QCOM’s Subtext

According to reporting by the China Daily, CEO Amon said: "Qualcomm has a long history in China that spans nearly three decades. We are proud of the deep relationships we have built over the past 30 years, and the new partnerships we are building today."

He also vowed to provide China’s automakers and other industrial customers with “the most comprehensive and advanced solutions to enable a thriving digital economy."

Qualcomm CEO Cristiano Amon. Source: Qualcomm

The solutions Amon refers to don’t necessarily include chips made in China. Qualcomm has been subtly increasing its activities in Taiwan and reportedly has moved a substantial amount of its component orders there from China’s Semiconductor Manufacturing International (SMIC). Dell (NYSE: DELL), Apple, and Hewlett Packard Enterprise (NYSE: HPE) are said to have made similar moves.

Apple Brings Fond Greetings

Like Qualcomm’s Amon, Apple CEO Tim Cook was effusive to his Chinese hosts. As reported by the Wall Street Journal, he began his talk by saying, “I am thrilled to be back in China. It means the world to me and I feel really privileged to be here.”

Cook also pledged about $14.6 million from Apple in support of education in China through the China Development Research Foundation, which sponsors the annual forum.

Meanwhile, Apple has been pursuing its options for obtaining chips outside China. This includes support for TSMC's planned facilities in Phoenix, Arizona.

Notably, while Cook was likely preparing his visit to China, TikTok CEO Shou Zi Chew was being grilled in the U.S. House of Representatives about the potential risks to U.S. security fostered by Chinese ownership of the popular social media platform. For more than five hours, Chew was questioned severely about his company’s potential ties to the Chinese government. The situation illustrated the growing fears and hostilities between the U.S. and China – sentiments that were exacerbated by China president Xi Jinping’s recent visit with Vladimir Putin.

Companies Tread Carefully

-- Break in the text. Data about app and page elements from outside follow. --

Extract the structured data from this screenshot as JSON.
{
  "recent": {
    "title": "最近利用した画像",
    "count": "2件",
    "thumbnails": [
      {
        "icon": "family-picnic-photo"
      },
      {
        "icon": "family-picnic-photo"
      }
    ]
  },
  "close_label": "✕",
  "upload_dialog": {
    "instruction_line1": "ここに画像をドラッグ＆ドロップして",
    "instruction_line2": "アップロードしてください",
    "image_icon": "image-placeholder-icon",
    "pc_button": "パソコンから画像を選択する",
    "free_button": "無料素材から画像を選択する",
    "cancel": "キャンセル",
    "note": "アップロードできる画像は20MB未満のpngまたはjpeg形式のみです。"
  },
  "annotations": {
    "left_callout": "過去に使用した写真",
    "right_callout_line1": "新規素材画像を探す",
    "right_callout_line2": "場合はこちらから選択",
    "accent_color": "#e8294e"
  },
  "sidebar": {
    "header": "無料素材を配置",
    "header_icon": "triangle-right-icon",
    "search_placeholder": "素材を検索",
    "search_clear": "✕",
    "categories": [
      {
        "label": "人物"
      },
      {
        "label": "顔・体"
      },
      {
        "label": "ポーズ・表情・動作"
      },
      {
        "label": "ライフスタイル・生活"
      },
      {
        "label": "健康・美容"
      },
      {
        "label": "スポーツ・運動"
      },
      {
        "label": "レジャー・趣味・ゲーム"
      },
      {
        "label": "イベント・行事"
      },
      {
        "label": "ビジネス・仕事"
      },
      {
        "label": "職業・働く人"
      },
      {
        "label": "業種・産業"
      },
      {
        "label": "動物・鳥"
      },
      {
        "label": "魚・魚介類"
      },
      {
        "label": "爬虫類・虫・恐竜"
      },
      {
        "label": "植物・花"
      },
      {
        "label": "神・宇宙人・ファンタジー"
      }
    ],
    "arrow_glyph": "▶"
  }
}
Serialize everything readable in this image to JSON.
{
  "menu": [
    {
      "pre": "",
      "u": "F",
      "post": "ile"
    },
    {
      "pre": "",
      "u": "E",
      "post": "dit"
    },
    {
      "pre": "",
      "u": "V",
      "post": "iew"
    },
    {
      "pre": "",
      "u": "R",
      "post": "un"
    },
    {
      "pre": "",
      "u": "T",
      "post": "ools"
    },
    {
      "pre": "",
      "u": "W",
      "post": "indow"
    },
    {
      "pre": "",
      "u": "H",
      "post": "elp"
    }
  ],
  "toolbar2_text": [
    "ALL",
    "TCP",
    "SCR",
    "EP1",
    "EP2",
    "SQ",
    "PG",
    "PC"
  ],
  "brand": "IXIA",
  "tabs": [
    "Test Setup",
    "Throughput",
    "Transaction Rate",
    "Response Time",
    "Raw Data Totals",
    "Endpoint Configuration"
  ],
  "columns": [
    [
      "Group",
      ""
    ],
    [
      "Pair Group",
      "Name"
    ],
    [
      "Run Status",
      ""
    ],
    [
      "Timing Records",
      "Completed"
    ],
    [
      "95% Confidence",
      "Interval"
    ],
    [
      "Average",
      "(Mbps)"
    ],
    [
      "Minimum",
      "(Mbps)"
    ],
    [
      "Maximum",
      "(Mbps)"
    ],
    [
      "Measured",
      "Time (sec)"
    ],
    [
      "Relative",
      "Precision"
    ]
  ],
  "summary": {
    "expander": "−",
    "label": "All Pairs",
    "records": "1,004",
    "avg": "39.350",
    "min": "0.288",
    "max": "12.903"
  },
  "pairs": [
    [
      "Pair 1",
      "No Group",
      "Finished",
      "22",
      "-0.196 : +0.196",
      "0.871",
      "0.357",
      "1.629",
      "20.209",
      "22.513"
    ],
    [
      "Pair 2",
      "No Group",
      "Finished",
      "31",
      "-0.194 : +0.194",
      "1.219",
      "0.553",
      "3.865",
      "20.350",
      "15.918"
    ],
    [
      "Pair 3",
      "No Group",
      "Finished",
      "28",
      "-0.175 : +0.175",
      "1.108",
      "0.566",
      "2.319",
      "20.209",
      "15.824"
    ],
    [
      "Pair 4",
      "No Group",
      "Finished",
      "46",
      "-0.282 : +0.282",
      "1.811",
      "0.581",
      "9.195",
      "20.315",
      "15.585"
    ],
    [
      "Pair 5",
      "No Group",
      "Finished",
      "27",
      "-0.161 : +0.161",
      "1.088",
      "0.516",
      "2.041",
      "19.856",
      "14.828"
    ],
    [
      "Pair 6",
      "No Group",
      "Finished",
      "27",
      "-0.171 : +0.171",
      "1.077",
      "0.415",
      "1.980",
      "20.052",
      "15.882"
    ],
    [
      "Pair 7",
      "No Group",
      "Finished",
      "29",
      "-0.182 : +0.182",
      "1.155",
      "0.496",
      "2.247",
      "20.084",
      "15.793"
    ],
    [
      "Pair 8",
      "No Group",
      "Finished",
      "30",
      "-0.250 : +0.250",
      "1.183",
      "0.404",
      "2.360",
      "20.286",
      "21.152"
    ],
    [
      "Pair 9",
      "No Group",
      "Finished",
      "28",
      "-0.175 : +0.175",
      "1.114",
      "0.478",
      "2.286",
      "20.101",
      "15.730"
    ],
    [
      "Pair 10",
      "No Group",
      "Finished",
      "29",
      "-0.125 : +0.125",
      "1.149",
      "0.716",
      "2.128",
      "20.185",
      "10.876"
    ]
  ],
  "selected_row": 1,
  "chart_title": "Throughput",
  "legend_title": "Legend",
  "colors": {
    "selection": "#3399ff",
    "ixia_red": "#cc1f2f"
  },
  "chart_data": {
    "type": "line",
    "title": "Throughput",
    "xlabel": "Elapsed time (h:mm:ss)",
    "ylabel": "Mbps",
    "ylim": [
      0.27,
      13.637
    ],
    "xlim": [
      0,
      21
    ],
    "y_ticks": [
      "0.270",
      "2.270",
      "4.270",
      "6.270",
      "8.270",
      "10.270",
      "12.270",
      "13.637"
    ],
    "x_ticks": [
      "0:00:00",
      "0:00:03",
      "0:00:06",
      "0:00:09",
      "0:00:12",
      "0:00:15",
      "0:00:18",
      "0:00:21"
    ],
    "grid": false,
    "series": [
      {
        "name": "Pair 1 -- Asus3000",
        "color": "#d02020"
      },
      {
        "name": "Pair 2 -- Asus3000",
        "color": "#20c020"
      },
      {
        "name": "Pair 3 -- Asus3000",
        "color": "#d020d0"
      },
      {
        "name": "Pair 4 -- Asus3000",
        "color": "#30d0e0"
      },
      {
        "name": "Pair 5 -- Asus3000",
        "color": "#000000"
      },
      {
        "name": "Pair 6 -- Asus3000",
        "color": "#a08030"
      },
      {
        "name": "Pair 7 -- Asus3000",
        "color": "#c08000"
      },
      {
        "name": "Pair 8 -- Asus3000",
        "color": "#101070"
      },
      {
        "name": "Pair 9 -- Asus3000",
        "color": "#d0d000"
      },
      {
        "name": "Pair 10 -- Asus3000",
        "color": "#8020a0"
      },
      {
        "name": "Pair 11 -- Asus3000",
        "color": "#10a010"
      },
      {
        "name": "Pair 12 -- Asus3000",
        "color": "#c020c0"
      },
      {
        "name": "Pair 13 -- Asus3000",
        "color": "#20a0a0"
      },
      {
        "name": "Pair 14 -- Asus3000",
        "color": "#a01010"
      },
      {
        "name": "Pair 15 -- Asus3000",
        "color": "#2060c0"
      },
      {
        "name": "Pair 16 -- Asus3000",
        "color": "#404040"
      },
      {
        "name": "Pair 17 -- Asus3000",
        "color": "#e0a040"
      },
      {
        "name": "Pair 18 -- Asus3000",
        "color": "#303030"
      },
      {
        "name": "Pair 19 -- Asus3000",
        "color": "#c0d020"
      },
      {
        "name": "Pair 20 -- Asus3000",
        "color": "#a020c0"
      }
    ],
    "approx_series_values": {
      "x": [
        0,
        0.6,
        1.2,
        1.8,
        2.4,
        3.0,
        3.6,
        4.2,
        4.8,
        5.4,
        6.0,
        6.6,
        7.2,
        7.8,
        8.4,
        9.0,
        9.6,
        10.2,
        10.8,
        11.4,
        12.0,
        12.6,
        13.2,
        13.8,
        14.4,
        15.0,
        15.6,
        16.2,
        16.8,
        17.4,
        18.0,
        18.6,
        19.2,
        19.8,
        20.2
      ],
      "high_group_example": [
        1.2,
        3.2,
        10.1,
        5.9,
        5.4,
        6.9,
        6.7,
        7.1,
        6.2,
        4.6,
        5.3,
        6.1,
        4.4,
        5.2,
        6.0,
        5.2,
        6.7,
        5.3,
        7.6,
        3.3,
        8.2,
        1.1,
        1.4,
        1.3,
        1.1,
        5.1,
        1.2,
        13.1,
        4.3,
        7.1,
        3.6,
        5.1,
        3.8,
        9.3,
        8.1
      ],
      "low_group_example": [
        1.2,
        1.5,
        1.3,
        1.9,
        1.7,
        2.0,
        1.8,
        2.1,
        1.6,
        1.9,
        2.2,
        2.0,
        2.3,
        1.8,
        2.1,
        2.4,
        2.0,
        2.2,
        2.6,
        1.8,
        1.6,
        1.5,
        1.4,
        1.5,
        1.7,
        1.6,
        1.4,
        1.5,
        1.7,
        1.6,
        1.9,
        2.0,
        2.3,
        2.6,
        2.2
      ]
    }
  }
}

Both Qualcomm and Apple’s CEOs will likely take criticism from hardliners about this weekend’s visit to a country at odds with U.S. policies. Still, it appears that both Amon and Cook are speaking the language of diplomacy while hedging their bets by shifting a certain amount of business out of China. It’s a practical strategy that leaves the door to Chinese business cracked open, while shoring up production alternatives for sensitive components.

Whether tech firms can sustain this eggshell-tiptoeing remains to be seen. They may not have time or the ability to replace all their Chinese assets, and Taiwan has its own share of risk. But for the moment, the companies are taking the only way forward that can protect their business interests.